The lady who was having chemo and then stem cells put in a couple of days later. Her chemo went for 30mins on the day we were both in Ambicare, and she had to chain-eat ice lollies which she hated, so she complained and I kept telling her how jealous I was. We became friends after that. I was excited to see her the next day when the fire alarm went off. I liked her. For getting her stem cells in two days later she had to drink loads of water and she came and found me in the Cotton Rooms at breakfast and complained that she didn’t want to drink any more water. But she might not be able to get the stem cells if she didn’t. so I made her promise she would go and drink a whole lot more before she went over. I didn’t get to see her again but I hope she won. Since then I have seen many people have to chain-eat ice lollies in the same way and none of them like it. I did hear one person once had about 12 in one go though so obviously some people don’t mind it.

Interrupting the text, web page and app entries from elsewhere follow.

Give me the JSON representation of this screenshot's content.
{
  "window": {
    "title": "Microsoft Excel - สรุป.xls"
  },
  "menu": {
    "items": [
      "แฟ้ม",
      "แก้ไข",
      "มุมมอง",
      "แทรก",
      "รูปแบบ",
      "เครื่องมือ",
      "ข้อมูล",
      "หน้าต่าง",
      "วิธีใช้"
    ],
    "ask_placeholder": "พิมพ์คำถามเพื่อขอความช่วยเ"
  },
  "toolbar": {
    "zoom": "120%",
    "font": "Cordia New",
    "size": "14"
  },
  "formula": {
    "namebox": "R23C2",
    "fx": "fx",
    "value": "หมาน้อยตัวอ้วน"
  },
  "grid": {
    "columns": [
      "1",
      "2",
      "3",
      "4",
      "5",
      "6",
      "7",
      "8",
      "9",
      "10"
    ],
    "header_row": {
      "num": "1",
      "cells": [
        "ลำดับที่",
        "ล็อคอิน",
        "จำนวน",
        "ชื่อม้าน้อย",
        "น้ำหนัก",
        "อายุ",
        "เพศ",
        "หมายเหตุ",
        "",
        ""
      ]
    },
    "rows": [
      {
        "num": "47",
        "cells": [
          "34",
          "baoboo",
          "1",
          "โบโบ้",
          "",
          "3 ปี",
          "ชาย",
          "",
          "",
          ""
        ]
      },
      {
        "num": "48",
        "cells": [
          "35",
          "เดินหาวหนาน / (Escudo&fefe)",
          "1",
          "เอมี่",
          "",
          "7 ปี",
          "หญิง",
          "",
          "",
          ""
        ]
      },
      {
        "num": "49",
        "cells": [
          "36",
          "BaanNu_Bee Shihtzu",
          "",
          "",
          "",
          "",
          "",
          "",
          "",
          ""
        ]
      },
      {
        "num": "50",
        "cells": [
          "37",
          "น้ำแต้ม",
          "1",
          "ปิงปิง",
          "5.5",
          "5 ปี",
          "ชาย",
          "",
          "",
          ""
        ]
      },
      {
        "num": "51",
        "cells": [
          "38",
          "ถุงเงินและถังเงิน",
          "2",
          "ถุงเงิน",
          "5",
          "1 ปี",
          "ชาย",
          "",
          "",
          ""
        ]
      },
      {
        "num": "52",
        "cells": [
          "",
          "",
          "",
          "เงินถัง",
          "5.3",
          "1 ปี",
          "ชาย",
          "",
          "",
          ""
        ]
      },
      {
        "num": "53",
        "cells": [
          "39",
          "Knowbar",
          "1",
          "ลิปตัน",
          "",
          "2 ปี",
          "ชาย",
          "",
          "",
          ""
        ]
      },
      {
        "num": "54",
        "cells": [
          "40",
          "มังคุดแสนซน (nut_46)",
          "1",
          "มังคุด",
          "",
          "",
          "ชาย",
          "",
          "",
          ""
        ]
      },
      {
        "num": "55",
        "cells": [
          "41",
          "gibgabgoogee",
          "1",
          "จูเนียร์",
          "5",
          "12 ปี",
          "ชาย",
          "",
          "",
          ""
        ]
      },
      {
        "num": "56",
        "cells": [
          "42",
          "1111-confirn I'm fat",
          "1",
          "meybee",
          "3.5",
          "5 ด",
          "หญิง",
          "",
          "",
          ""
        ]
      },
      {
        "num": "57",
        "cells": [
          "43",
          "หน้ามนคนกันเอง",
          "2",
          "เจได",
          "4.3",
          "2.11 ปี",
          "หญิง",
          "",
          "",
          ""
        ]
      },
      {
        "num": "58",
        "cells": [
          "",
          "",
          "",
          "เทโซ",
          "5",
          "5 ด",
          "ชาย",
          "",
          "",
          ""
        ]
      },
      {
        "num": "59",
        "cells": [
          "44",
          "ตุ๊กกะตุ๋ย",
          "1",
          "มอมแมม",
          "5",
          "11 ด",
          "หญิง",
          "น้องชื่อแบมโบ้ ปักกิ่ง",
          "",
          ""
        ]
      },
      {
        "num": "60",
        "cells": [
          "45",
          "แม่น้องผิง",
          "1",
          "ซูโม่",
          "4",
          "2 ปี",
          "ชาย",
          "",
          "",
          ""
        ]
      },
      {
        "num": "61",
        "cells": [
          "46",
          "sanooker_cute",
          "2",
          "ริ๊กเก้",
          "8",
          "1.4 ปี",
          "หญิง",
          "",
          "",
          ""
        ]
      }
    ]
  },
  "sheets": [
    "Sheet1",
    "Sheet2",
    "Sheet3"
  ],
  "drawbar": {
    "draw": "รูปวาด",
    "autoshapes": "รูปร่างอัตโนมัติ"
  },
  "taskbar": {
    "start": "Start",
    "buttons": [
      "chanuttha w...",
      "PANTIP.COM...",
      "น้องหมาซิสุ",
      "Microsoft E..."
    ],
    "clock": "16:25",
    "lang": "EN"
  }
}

The lady who must have been about to start chemo because she was about to have her PICC line put in (I later found she was actually re-starting chemo). She had some time to kill before the appointment so she was popping out to grab a coffee and asked if I wanted anything. I said thanks, but I would probably pop out on my own later. I saw her again later, me with coffee in hand, and held it up to her asking if she had enjoyed hers. She said she had, and came and asked me advice for keeping my bald head warm. It is always fun to chat about these things with people and I am always happy to give some advice where I can.

The man I met in the Cotton Cove, the common room at the Cotton Rooms. He was maybe in his 50s, and he was so lovely and a lot of fun. I am glad to have met him and his son. Very good people. It turns out he has myeloma (I think that’s what it was called) – one of those scary blood and bone ones. It’s in his blood and spine. Turns out he’d had it for about a year before anyone knew. He had a sore back and apparently it was due to having multiple spinal fractures, which were pushing down on the same part of his spine. Wow. How do you go about life not knowing you have multiple spinal fractures! He will never be cured, but he will be in remission for any amount of time, maybe many years. But then he will probably need treatment again. His treatment is a lot shorter than mine at least. Of course I am never happy due to someone else’s misfortunes in the slightest, but it’s often quite easy to think how good I’ve got it when I have these people around me who have quite some misfortune. With the exception of my extensive chemo (not many people beat me on that), the majority of people are doing the cancer thing a lot rougher than me. Power to you all. I’m here for you and with you.

The guy who I met in the kitchen/dining room with his mum. She was helping him make some food. He was worrying about the next week when he would be on his own. I said I would be around to help him. I saw him again the next week and he said he had been hoping to see me. We chatted and laughed. It turns out he’d had a really bad motorbike accident and was in for 3 weeks straight having intensive physio. Not everyone in the Cotton Rooms is part of the cancer crew. He was lovely. This is his third week so I hope I see him one more time.